Simple, inexpensive changes can include:
• Securing carpets and throw rugs with doublesided tape.
• Adding non-skid mats inside and outside the bath/shower.
• Adding reflective, non-slip tape on all noncarpeted stairs.
• Installing hand rails on both sides of all steps, inside and outside.
• Replacing doorknobs with levers and light switches with rocker switches.
• Installing easily grasped D-shaped handles for all drawers and cabinet doors.
• Using brighter full-spectrum bulbs in light fixtures and installing night lights throughout the house.
• Placing a bench near each entrance for setting down packages and resting.
• Installing closet lights as well as adjustable rods and shelves.
• Widening doorways by two inches and installing offset door hinges to accommodate wheelchairs or walkers.
Some projects that might require a handyman or contractor are:
• Creating a no-step entrance into the house. Ramps are a simple solution.
• Widening doors and hallways, installing a stair-lift or elevator for multi-floor access.
• Adding light fixtures around the house for better visibility and putting multiple controls in different parts of a room or installing sensors that turn lights on automatically.
• Adding features like hand-held, flexible shower heads and grab bars in the shower and by the toilet. Replacing the tub with a walk-in shower or installing an elevated toilet, which is easier to stand up from.
• Adjusting the height of kitchen countertops, cabinets, appliances or sink for easier access. Adding pull-out cabinet shelving or installing a lever-handle faucet.
Send your senior questions to: Savvy Senior, P.O. Box 5443, Norman, OK 73070, or visit www.savvysenior.org. Jim Miller is a contributor to "The NBC Today Show" and author of The Savvy Senior books.

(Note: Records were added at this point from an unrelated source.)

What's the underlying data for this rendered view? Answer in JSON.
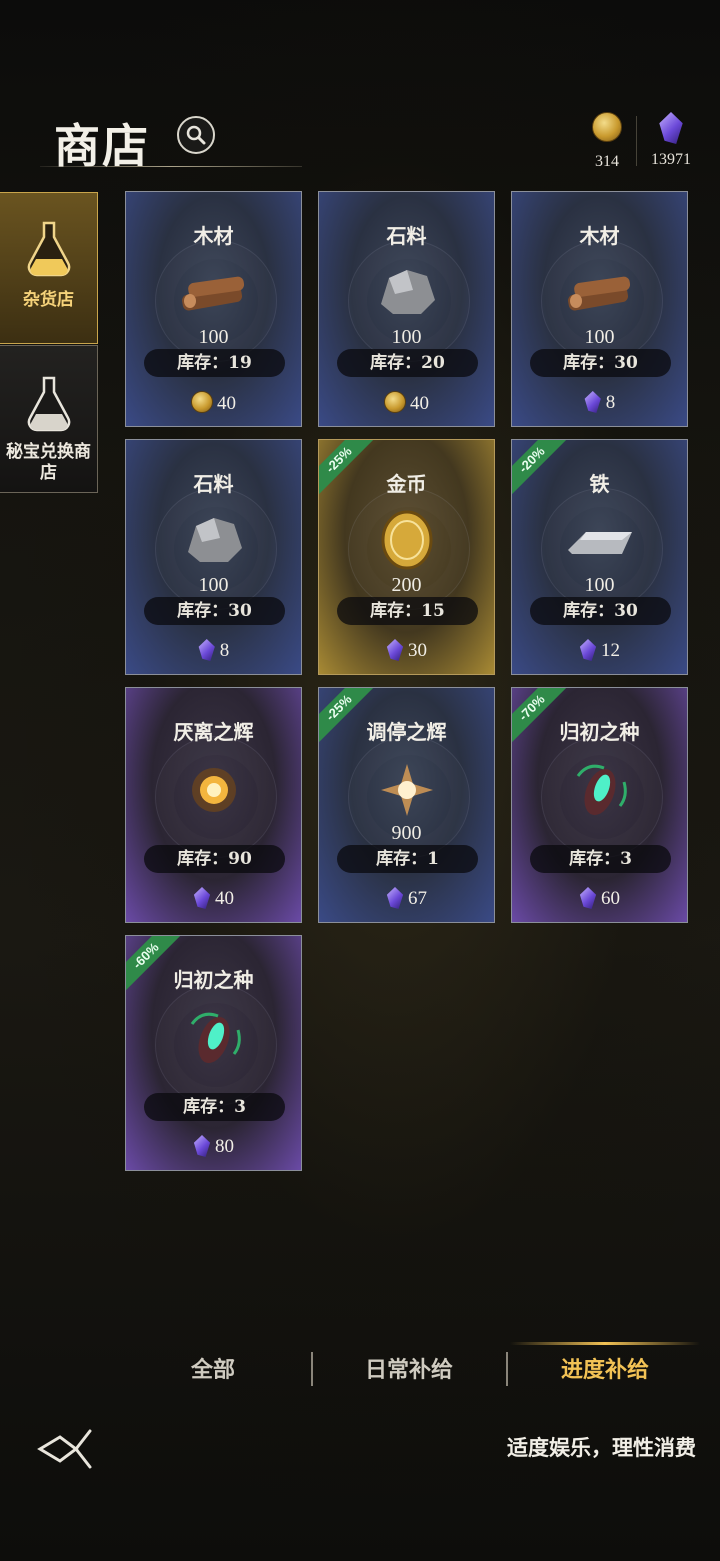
{
  "header": {
    "title": "商店"
  },
  "currencies": [
    {
      "icon": "gold-coin-icon",
      "value": "314"
    },
    {
      "icon": "purple-gem-icon",
      "value": "13971"
    }
  ],
  "sidebar": {
    "items": [
      {
        "label": "杂货店",
        "active": true
      },
      {
        "label": "秘宝兑换商店",
        "active": false
      }
    ]
  },
  "items": [
    {
      "name": "木材",
      "qty": "100",
      "stock": "库存：19",
      "price": "40",
      "currency": "coin",
      "discount": "",
      "theme": "blue",
      "icon": "wood-logs-icon"
    },
    {
      "name": "石料",
      "qty": "100",
      "stock": "库存：20",
      "price": "40",
      "currency": "coin",
      "discount": "",
      "theme": "blue",
      "icon": "stone-icon"
    },
    {
      "name": "木材",
      "qty": "100",
      "stock": "库存：30",
      "price": "8",
      "currency": "gem",
      "discount": "",
      "theme": "blue",
      "icon": "wood-logs-icon"
    },
    {
      "name": "石料",
      "qty": "100",
      "stock": "库存：30",
      "price": "8",
      "currency": "gem",
      "discount": "",
      "theme": "blue",
      "icon": "stone-icon"
    },
    {
      "name": "金币",
      "qty": "200",
      "stock": "库存：15",
      "price": "30",
      "currency": "gem",
      "discount": "-25%",
      "theme": "gold",
      "icon": "gold-coin-icon"
    },
    {
      "name": "铁",
      "qty": "100",
      "stock": "库存：30",
      "price": "12",
      "currency": "gem",
      "discount": "-20%",
      "theme": "blue",
      "icon": "iron-ingot-icon"
    },
    {
      "name": "厌离之辉",
      "qty": "",
      "stock": "库存：90",
      "price": "40",
      "currency": "gem",
      "discount": "",
      "theme": "purple",
      "icon": "golden-orb-icon"
    },
    {
      "name": "调停之辉",
      "qty": "900",
      "stock": "库存：1",
      "price": "67",
      "currency": "gem",
      "discount": "-25%",
      "theme": "blue",
      "icon": "light-orb-icon"
    },
    {
      "name": "归初之种",
      "qty": "",
      "stock": "库存：3",
      "price": "60",
      "currency": "gem",
      "discount": "-70%",
      "theme": "purple",
      "icon": "seed-crystal-icon"
    },
    {
      "name": "归初之种",
      "qty": "",
      "stock": "库存：3",
      "price": "80",
      "currency": "gem",
      "discount": "-60%",
      "theme": "purple",
      "icon": "seed-crystal-icon"
    }
  ],
  "tabs": [
    {
      "label": "全部",
      "active": false
    },
    {
      "label": "日常补给",
      "active": false
    },
    {
      "label": "进度补给",
      "active": true
    }
  ],
  "footer": {
    "notice": "适度娱乐，理性消费"
  },
  "colors": {
    "accent": "#f2c255",
    "discount": "#2f8a49",
    "card_blue": "#3a4a86",
    "card_purple": "#6a4aa6",
    "card_gold": "#a88a34"
  }
}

The Gazette does not endorse the contents of The Savvy Senior. Check with professionals about the contents of this column.